Who is Ruddy Zang Milama? She was fourth at the Worlds in the women’s 60 meters. She is a 23-year-old Gabonese who took 0.19 seconds off her 60m PR this year. Until this weekend, I’d never heard of her and I know pretty much every decent sprinter in the world. She’s a big-time rising star.
Yelena Isinbayeva has lost her invincibility. Last year she no-heighted at the World Championships. OK, maybe that’s a one-off occurrence. Today she passed through to 4.60m, which she made on her first try, and then passed again through to 4.75m. Three straight misses, finished fourth and out of the medals, and now everyone looks at her as if she’s an ordinary human being like the rest of us.
The men’s high hurdles is the best race on the planet. I don’t mean just now, I mean at any given moment in time. Today’s final was a fantastic race, a highly anticipated showdown between Dayron Robles and Terrence Trammell that lived up to its hype, but only one of many great races we’ll get this year.
American women are making big progress in the 400. Collegian Francina McCorory broke the American Record at the NCAA with 50.54, which would have easily won the World Indoors. That race was won by American Debbie Dunn. And then the Worlds ended with the USA holding off Russia in the women’s 4×400, the first time ever Russia/USSR didn’t win the gold in that event. All that while Athlete of the Year Sanya Richards is still on her honeymoon.
Phil Knight is a happy, happy man. Oregon, aka Nike U, took two trophies at the NCAA Championships: a first (women) and a second (men). Not only that, but they did it with some big-time recognizable stars: Eaton, Wheating, Hasay, Purvis, etc. And great white hope Galen Rupp took 6th at the Worlds 3k, a distance and racing style for which his talents are not best suited. Nike will continue to have the biggest US stars wearing their kit for all of the foreseeable future.

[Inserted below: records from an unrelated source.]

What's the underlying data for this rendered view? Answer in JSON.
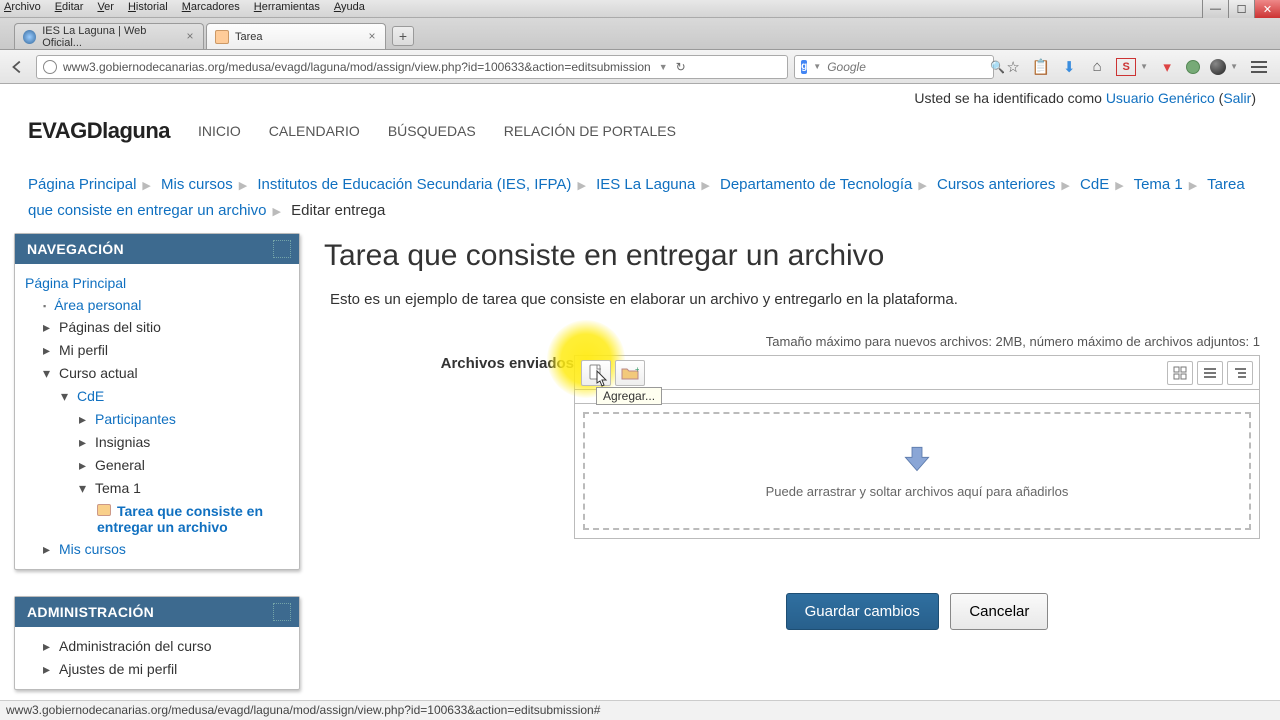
{
  "os_menus": [
    "Archivo",
    "Editar",
    "Ver",
    "Historial",
    "Marcadores",
    "Herramientas",
    "Ayuda"
  ],
  "tabs": [
    {
      "title": "IES La Laguna | Web Oficial...",
      "active": false
    },
    {
      "title": "Tarea",
      "active": true
    }
  ],
  "url": "www3.gobiernodecanarias.org/medusa/evagd/laguna/mod/assign/view.php?id=100633&action=editsubmission",
  "search_placeholder": "Google",
  "login": {
    "prefix": "Usted se ha identificado como ",
    "user": "Usuario Genérico",
    "logout": "Salir"
  },
  "brand": "EVAGDlaguna",
  "topnav": [
    "INICIO",
    "CALENDARIO",
    "BÚSQUEDAS",
    "RELACIÓN DE PORTALES"
  ],
  "breadcrumbs": [
    "Página Principal",
    "Mis cursos",
    "Institutos de Educación Secundaria (IES, IFPA)",
    "IES La Laguna",
    "Departamento de Tecnología",
    "Cursos anteriores",
    "CdE",
    "Tema 1",
    "Tarea que consiste en entregar un archivo"
  ],
  "breadcrumb_current": "Editar entrega",
  "nav_block": {
    "title": "NAVEGACIÓN",
    "root": "Página Principal",
    "items": [
      {
        "label": "Área personal",
        "cls": "lvl2 bullet",
        "link": true
      },
      {
        "label": "Páginas del sitio",
        "cls": "lvl2 arrow"
      },
      {
        "label": "Mi perfil",
        "cls": "lvl2 arrow"
      },
      {
        "label": "Curso actual",
        "cls": "lvl2 arrowd"
      },
      {
        "label": "CdE",
        "cls": "lvl3 arrowd",
        "link": true
      },
      {
        "label": "Participantes",
        "cls": "lvl4 arrow",
        "link": true
      },
      {
        "label": "Insignias",
        "cls": "lvl4 arrow"
      },
      {
        "label": "General",
        "cls": "lvl4 arrow"
      },
      {
        "label": "Tema 1",
        "cls": "lvl4 arrowd"
      },
      {
        "label": "Tarea que consiste en entregar un archivo",
        "cls": "lvl5 current",
        "task": true,
        "link": true
      },
      {
        "label": "Mis cursos",
        "cls": "lvl2 arrow",
        "link": true
      }
    ]
  },
  "admin_block": {
    "title": "ADMINISTRACIÓN",
    "items": [
      {
        "label": "Administración del curso",
        "cls": "lvl2 arrow"
      },
      {
        "label": "Ajustes de mi perfil",
        "cls": "lvl2 arrow"
      }
    ]
  },
  "page_title": "Tarea que consiste en entregar un archivo",
  "page_desc": "Esto es un ejemplo de tarea que consiste en elaborar un archivo y entregarlo en la plataforma.",
  "form": {
    "files_label": "Archivos enviados",
    "max_info": "Tamaño máximo para nuevos archivos: 2MB, número máximo de archivos adjuntos: 1",
    "add_tooltip": "Agregar...",
    "dropzone_text": "Puede arrastrar y soltar archivos aquí para añadirlos",
    "save": "Guardar cambios",
    "cancel": "Cancelar"
  },
  "status_url": "www3.gobiernodecanarias.org/medusa/evagd/laguna/mod/assign/view.php?id=100633&action=editsubmission#"
}
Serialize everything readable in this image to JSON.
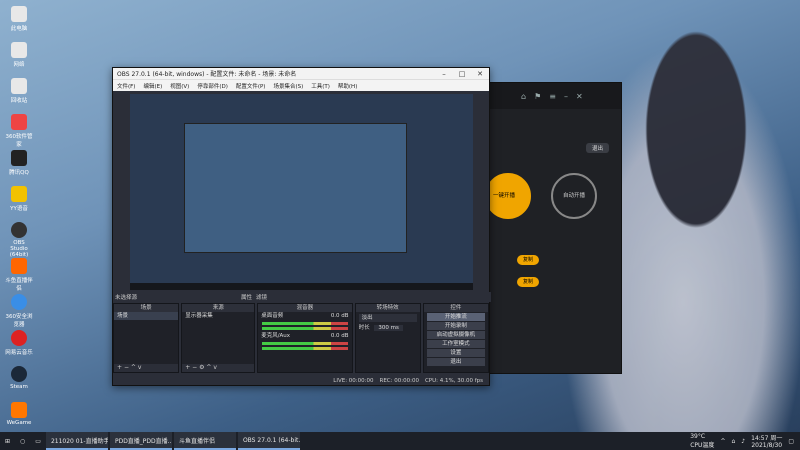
{
  "desktop_icons": [
    "此电脑",
    "网络",
    "回收站",
    "360软件管家",
    "腾讯QQ",
    "YY语音",
    "OBS Studio (64bit)",
    "斗鱼直播伴侣",
    "360安全浏览器",
    "网易云音乐",
    "Steam",
    "WeGame"
  ],
  "obs": {
    "title": "OBS 27.0.1 (64-bit, windows) - 配置文件: 未命名 - 场景: 未命名",
    "menu": [
      "文件(F)",
      "编辑(E)",
      "视图(V)",
      "停靠部件(D)",
      "配置文件(P)",
      "场景集合(S)",
      "工具(T)",
      "帮助(H)"
    ],
    "scene_bar": "未选择源",
    "scene_props": "属性",
    "scene_filter": "滤镜",
    "docks": {
      "scenes": {
        "header": "场景",
        "items": [
          "场景"
        ]
      },
      "sources": {
        "header": "来源",
        "items": [
          "显示器采集"
        ]
      },
      "mixer": {
        "header": "混音器",
        "tracks": [
          {
            "name": "桌面音频",
            "db": "0.0 dB"
          },
          {
            "name": "麦克风/Aux",
            "db": "0.0 dB"
          }
        ]
      },
      "transitions": {
        "header": "转场特效",
        "type": "淡出",
        "duration_label": "时长",
        "duration": "300 ms"
      },
      "controls": {
        "header": "控件",
        "buttons": [
          "开始推流",
          "开始录制",
          "启动虚拟摄像机",
          "工作室模式",
          "设置",
          "退出"
        ]
      }
    },
    "status": {
      "live": "LIVE: 00:00:00",
      "rec": "REC: 00:00:00",
      "cpu": "CPU: 4.1%, 30.00 fps"
    }
  },
  "side_app": {
    "stop_label": "退出",
    "tag1": "一键开播",
    "tag2": "自动开播",
    "link": "复制",
    "link2": "复制"
  },
  "taskbar": {
    "tasks": [
      "211020 01-直播助手",
      "PDD直播_PDD直播...",
      "斗鱼直播伴侣",
      "OBS 27.0.1 (64-bit..."
    ],
    "temp": "39°C",
    "temp_label": "CPU温度",
    "time": "14:57 周一",
    "date": "2021/8/30"
  },
  "colors": {
    "accent": "#f0a500",
    "obs_bg": "#2b2e38",
    "taskbar": "#1c2028"
  }
}
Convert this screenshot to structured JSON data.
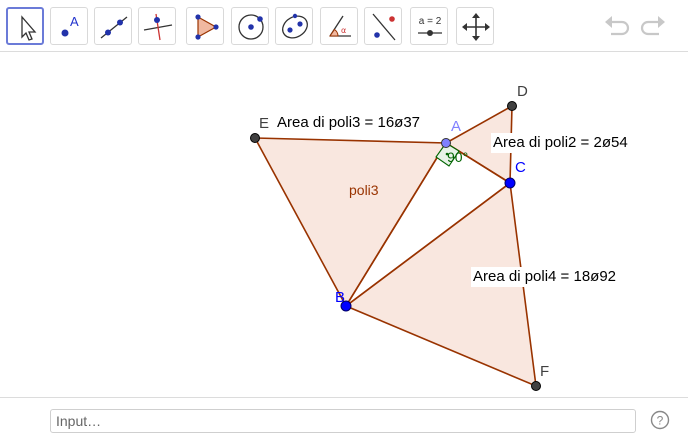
{
  "toolbar": {
    "tools": [
      {
        "name": "move-tool",
        "label": "move"
      },
      {
        "name": "point-tool",
        "label": "A"
      },
      {
        "name": "line-tool",
        "label": "line"
      },
      {
        "name": "perpendicular-line-tool",
        "label": "perpendicular"
      },
      {
        "name": "polygon-tool",
        "label": "polygon"
      },
      {
        "name": "circle-center-point-tool",
        "label": "circle"
      },
      {
        "name": "ellipse-tool",
        "label": "conic"
      },
      {
        "name": "angle-tool",
        "label": "angle"
      },
      {
        "name": "reflect-tool",
        "label": "reflect"
      },
      {
        "name": "slider-tool",
        "label": "a = 2"
      },
      {
        "name": "move-graphics-view-tool",
        "label": "pan"
      }
    ],
    "slider_text": "a = 2",
    "point_text": "A",
    "undo": "undo",
    "redo": "redo"
  },
  "graphics": {
    "points": {
      "A": {
        "label": "A",
        "color": "#8080ff"
      },
      "B": {
        "label": "B",
        "color": "#0000ff"
      },
      "C": {
        "label": "C",
        "color": "#0000ff"
      },
      "D": {
        "label": "D",
        "color": "#404040"
      },
      "E": {
        "label": "E",
        "color": "#404040"
      },
      "F": {
        "label": "F",
        "color": "#404040"
      }
    },
    "polygon_name": "poli3",
    "angle_text": "90°",
    "area_labels": {
      "poli3": "Area di poli3 = 16ø37",
      "poli2": "Area di poli2 = 2ø54",
      "poli4": "Area di poli4 = 18ø92"
    },
    "colors": {
      "polygon_fill": "#f9e7df",
      "polygon_edge": "#993300",
      "angle_fill": "#e6f2e6",
      "angle_edge": "#006400"
    }
  },
  "input_bar": {
    "placeholder": "Input…",
    "help": "?"
  }
}
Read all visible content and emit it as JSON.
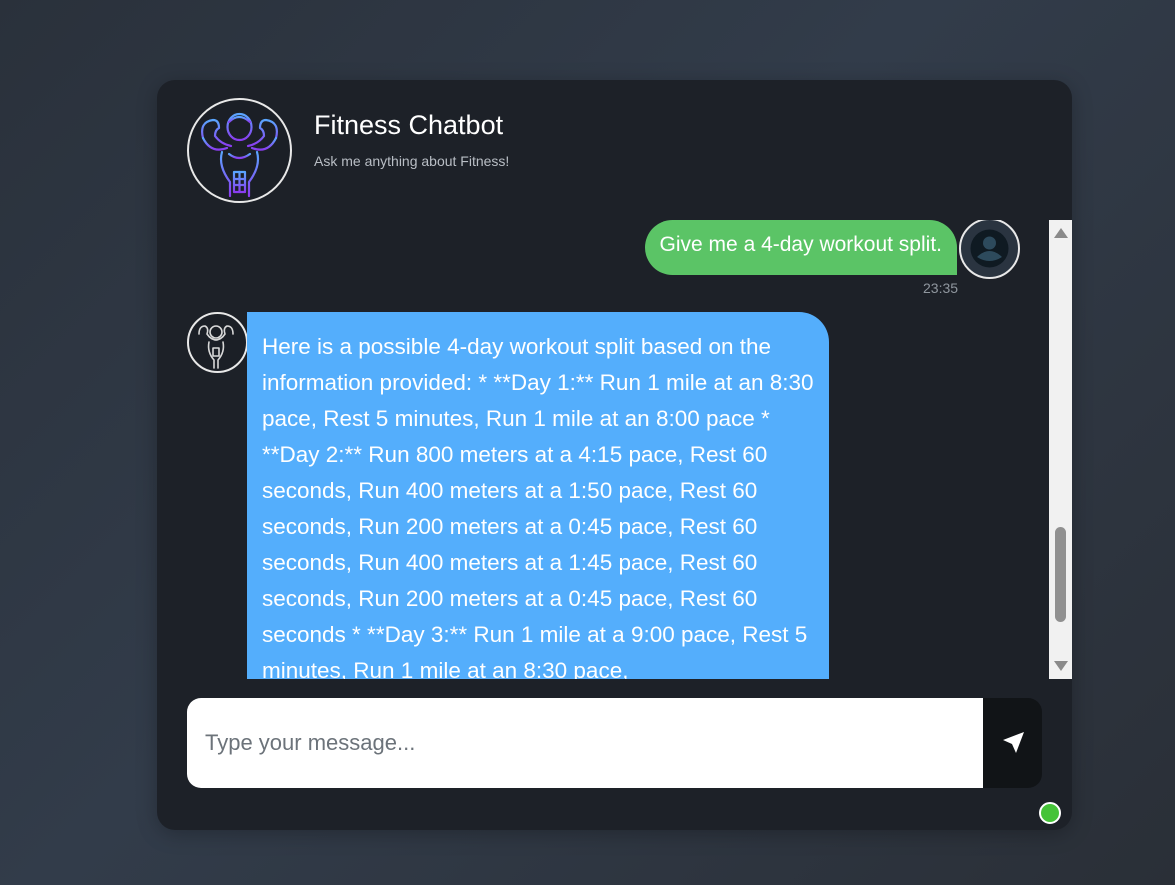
{
  "header": {
    "title": "Fitness Chatbot",
    "subtitle": "Ask me anything about Fitness!",
    "logo_icon": "muscular-man-icon"
  },
  "messages": [
    {
      "sender": "user",
      "text": "Give me a 4-day workout split.",
      "time": "23:35",
      "bubble_color": "#5bc466",
      "avatar_icon": "user-icon"
    },
    {
      "sender": "bot",
      "text": "Here is a possible 4-day workout split based on the information provided: * **Day 1:** Run 1 mile at an 8:30 pace, Rest 5 minutes, Run 1 mile at an 8:00 pace * **Day 2:** Run 800 meters at a 4:15 pace, Rest 60 seconds, Run 400 meters at a 1:50 pace, Rest 60 seconds, Run 200 meters at a 0:45 pace, Rest 60 seconds, Run 400 meters at a 1:45 pace, Rest 60 seconds, Run 200 meters at a 0:45 pace, Rest 60 seconds * **Day 3:** Run 1 mile at a 9:00 pace, Rest 5 minutes, Run 1 mile at an 8:30 pace,",
      "bubble_color": "#54aefc",
      "avatar_icon": "flexing-man-icon"
    }
  ],
  "input": {
    "placeholder": "Type your message...",
    "value": "",
    "send_icon": "send-arrow-icon"
  },
  "status": {
    "color": "#45c338",
    "state": "online"
  }
}
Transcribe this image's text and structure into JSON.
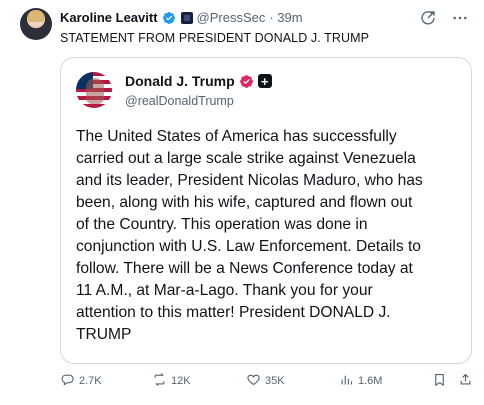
{
  "author": {
    "name": "Karoline Leavitt",
    "handle": "@PressSec",
    "time": "· 39m"
  },
  "statement": "STATEMENT FROM PRESIDENT DONALD J. TRUMP",
  "quoted": {
    "name": "Donald J. Trump",
    "handle": "@realDonaldTrump",
    "body": "The United States of America has successfully\ncarried out a large scale strike against Venezuela\nand its leader, President Nicolas Maduro, who has\nbeen, along with his wife, captured and flown out\nof the Country. This operation was done in\nconjunction with U.S. Law Enforcement. Details to\nfollow. There will be a News Conference today at\n11 A.M., at Mar-a-Lago. Thank you for your\nattention to this matter! President DONALD J.\nTRUMP"
  },
  "stats": {
    "replies": "2.7K",
    "reposts": "12K",
    "likes": "35K",
    "views": "1.6M"
  },
  "icons": {
    "verified": "verified-badge-icon",
    "grok": "grok-icon",
    "more": "more-icon",
    "reply": "reply-icon",
    "repost": "repost-icon",
    "like": "heart-icon",
    "views": "views-icon",
    "bookmark": "bookmark-icon",
    "share": "share-icon"
  },
  "colors": {
    "verified": "#1d9bf0",
    "quoted_verified": "#e0245e",
    "text": "#0f1419",
    "muted": "#536471",
    "border": "#cfd9de"
  }
}
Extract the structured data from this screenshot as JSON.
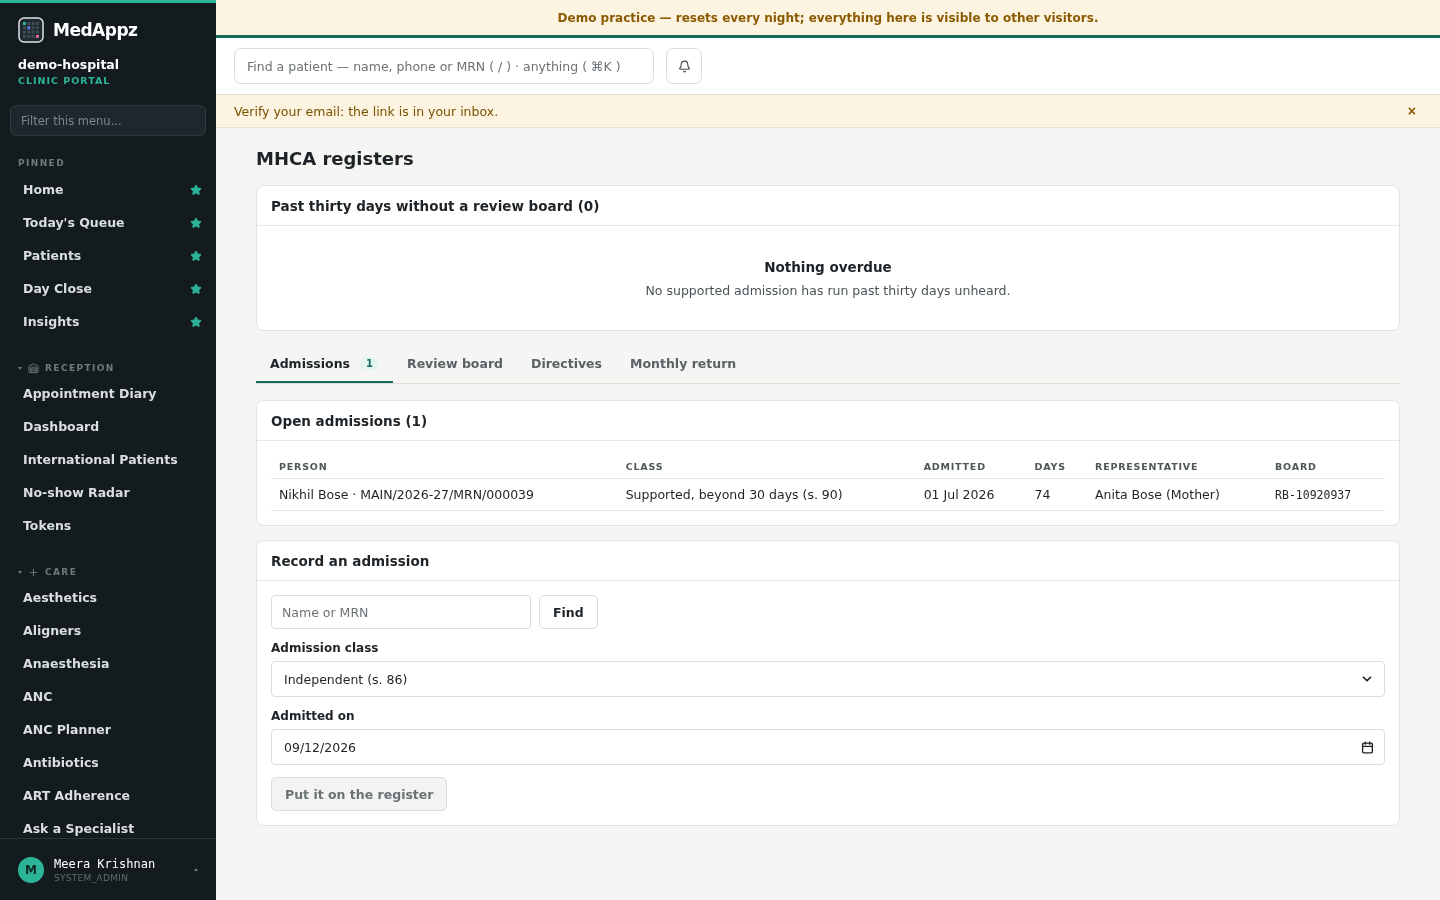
{
  "brand": {
    "name": "MedAppz",
    "org": "demo-hospital",
    "portal": "CLINIC PORTAL"
  },
  "sidebar": {
    "filter_placeholder": "Filter this menu...",
    "pinned": {
      "title": "PINNED",
      "items": [
        {
          "label": "Home",
          "starred": true
        },
        {
          "label": "Today's Queue",
          "starred": true
        },
        {
          "label": "Patients",
          "starred": true
        },
        {
          "label": "Day Close",
          "starred": true
        },
        {
          "label": "Insights",
          "starred": true
        }
      ]
    },
    "sections": [
      {
        "title": "RECEPTION",
        "kind": "building",
        "expanded": true,
        "items": [
          "Appointment Diary",
          "Dashboard",
          "International Patients",
          "No-show Radar",
          "Tokens"
        ]
      },
      {
        "title": "CARE",
        "kind": "plus",
        "expanded": true,
        "items": [
          "Aesthetics",
          "Aligners",
          "Anaesthesia",
          "ANC",
          "ANC Planner",
          "Antibiotics",
          "ART Adherence",
          "Ask a Specialist"
        ]
      }
    ],
    "user": {
      "initial": "M",
      "name": "Meera Krishnan",
      "role": "SYSTEM_ADMIN"
    }
  },
  "demo_banner": "Demo practice — resets every night; everything here is visible to other visitors.",
  "search": {
    "placeholder": "Find a patient — name, phone or MRN ( / ) · anything ( ⌘K )"
  },
  "notice": {
    "text": "Verify your email: the link is in your inbox.",
    "close": "×"
  },
  "page_title": "MHCA registers",
  "overdue": {
    "title": "Past thirty days without a review board (0)",
    "empty_title": "Nothing overdue",
    "empty_text": "No supported admission has run past thirty days unheard."
  },
  "tabs": [
    {
      "label": "Admissions",
      "count": "1",
      "selected": true
    },
    {
      "label": "Review board",
      "selected": false
    },
    {
      "label": "Directives",
      "selected": false
    },
    {
      "label": "Monthly return",
      "selected": false
    }
  ],
  "open_admissions": {
    "title": "Open admissions (1)",
    "columns": [
      "PERSON",
      "CLASS",
      "ADMITTED",
      "DAYS",
      "REPRESENTATIVE",
      "BOARD"
    ],
    "rows": [
      [
        "Nikhil Bose · MAIN/2026-27/MRN/000039",
        "Supported, beyond 30 days (s. 90)",
        "01 Jul 2026",
        "74",
        "Anita Bose (Mother)",
        "RB-10920937"
      ]
    ]
  },
  "record": {
    "title": "Record an admission",
    "patient_placeholder": "Name or MRN",
    "find": "Find",
    "class_label": "Admission class",
    "class_value": "Independent (s. 86)",
    "date_label": "Admitted on",
    "date_value": "09/12/2026",
    "submit": "Put it on the register",
    "submit_disabled": true
  }
}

The USA’s “Project 30″ goal might be attainable. The goal is an unheard-of 30 medals at the 2012 Olympics. When the task force was put together a year and a half ago, I thought it was worthwhile. There were, and in many cases still are, endemic problems in USATF’s management and coaching. But some of the problems in performance at the Beijing Olympics were simply a cosmic accident of bad luck. This weekend’s World and NCAA championships indicate that an unusually large number of unusually good athletes are either hitting their peak or only a few years off it. The USA brought home 17 medals. That was without being able to enter a third athlete in any event; without some traditionally strong events on the slate (200, 400 hurdles, 4×100); without our best 100 or 400 runners and another dozen or so stars who all skipped the indoor season. New sprinters, hurdlers, jumpers and pole vaulters are on the rise in the collegiate ranks. Even the once-unthinkable, winning a medal in the long distances, is looking within the realm of possibility in a year or two.
And check out this nice collection of blogs put together by Martin Bingisser.